The United Nations has the potential to provide a warning bell ahead of potential crises, such as the recent expulsion of the Rohingya, but changes to its structure are required.
Almost 40 per cent of the United Nations 193 member states belong to what former United Nations Under-Secretary-General and High Representative for the Least Developed Countries, Anwarul Chowdhury, calls the “voiceless countries of the world”.
Chowdhury, who was the Bangladesh Permanent Representative to the United Nations between 1996 and 2001, helped to ensure the passing of Resolution 1325 on Women and Peace and Security in 2000.
He says that whether through the United Nations or other groups, the empowerment of women is fundamental to the development of the disadvantaged countries, with every dollar spent on women’s health, education and increased participation generating a return of $7.
In further discussion of the United Nations as part a recent interview with AIIA NSW intern Damian Meduri, Chowdhury says that in future the United Nations should ensure that it is in a position to be able to pre-empt crises such as the violence against the Rohingya in Myanmar as “the United Nations’ most important role”.
Ambassador Anwarul Chowdhury is the former permanent representative of Bangladesh to the United Nations (1996-2000) and was later appointed United Nations Under-Secretary-General and High Representative for the Least Developed Countries. He visited Australia in late 2017 to speak to International House at the University of Sydney.

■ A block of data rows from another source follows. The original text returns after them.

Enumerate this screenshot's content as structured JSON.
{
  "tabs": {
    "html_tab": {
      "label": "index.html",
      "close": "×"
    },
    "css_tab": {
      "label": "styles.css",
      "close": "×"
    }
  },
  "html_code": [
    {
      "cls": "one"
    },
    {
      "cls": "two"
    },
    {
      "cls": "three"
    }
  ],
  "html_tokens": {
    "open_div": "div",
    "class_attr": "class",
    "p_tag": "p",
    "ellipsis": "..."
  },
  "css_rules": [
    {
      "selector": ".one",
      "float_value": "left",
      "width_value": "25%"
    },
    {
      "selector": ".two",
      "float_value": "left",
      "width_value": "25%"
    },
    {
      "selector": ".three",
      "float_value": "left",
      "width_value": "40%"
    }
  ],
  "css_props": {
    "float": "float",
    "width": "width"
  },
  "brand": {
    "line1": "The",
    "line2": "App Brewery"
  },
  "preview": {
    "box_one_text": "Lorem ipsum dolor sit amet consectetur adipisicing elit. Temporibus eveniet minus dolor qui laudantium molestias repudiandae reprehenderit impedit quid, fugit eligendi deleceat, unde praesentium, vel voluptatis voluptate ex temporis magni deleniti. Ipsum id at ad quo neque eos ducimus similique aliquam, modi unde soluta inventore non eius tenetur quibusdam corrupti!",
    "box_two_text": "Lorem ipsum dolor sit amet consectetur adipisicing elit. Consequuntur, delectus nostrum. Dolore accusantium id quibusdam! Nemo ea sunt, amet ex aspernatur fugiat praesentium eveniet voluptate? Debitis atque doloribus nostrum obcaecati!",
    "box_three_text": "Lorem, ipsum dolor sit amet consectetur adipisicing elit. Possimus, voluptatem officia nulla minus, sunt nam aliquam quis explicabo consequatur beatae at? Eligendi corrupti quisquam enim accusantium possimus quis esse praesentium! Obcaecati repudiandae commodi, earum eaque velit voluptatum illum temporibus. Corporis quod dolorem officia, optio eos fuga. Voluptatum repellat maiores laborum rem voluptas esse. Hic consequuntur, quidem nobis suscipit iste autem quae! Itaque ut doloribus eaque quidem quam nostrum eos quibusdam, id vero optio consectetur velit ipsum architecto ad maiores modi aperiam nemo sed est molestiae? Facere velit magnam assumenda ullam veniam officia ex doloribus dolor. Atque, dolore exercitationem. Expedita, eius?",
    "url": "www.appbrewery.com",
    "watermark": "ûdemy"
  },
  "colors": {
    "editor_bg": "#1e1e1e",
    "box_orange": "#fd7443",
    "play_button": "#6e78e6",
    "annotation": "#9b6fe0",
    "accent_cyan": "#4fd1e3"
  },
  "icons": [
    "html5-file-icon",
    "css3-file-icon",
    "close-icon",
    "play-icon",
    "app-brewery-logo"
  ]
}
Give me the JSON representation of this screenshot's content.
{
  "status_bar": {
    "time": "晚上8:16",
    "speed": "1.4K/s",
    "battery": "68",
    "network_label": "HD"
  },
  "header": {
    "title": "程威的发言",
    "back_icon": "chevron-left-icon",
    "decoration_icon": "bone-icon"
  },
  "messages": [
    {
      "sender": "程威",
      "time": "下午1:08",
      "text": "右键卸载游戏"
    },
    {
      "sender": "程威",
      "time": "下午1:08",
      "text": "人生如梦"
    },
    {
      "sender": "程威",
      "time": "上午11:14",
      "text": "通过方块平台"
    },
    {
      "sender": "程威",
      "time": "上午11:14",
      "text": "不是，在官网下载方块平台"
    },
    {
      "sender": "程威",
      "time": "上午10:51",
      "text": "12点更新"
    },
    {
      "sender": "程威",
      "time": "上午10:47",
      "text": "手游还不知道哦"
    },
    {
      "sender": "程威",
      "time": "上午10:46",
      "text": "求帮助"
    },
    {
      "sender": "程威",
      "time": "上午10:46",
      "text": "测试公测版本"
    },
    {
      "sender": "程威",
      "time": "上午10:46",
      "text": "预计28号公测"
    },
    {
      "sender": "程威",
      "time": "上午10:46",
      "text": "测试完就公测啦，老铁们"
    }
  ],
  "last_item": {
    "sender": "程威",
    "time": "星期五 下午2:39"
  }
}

Interview by AIIA NSW Intern, Damian Meduri.
Filming by AIIA Director of Communications, Annabel McGilvray.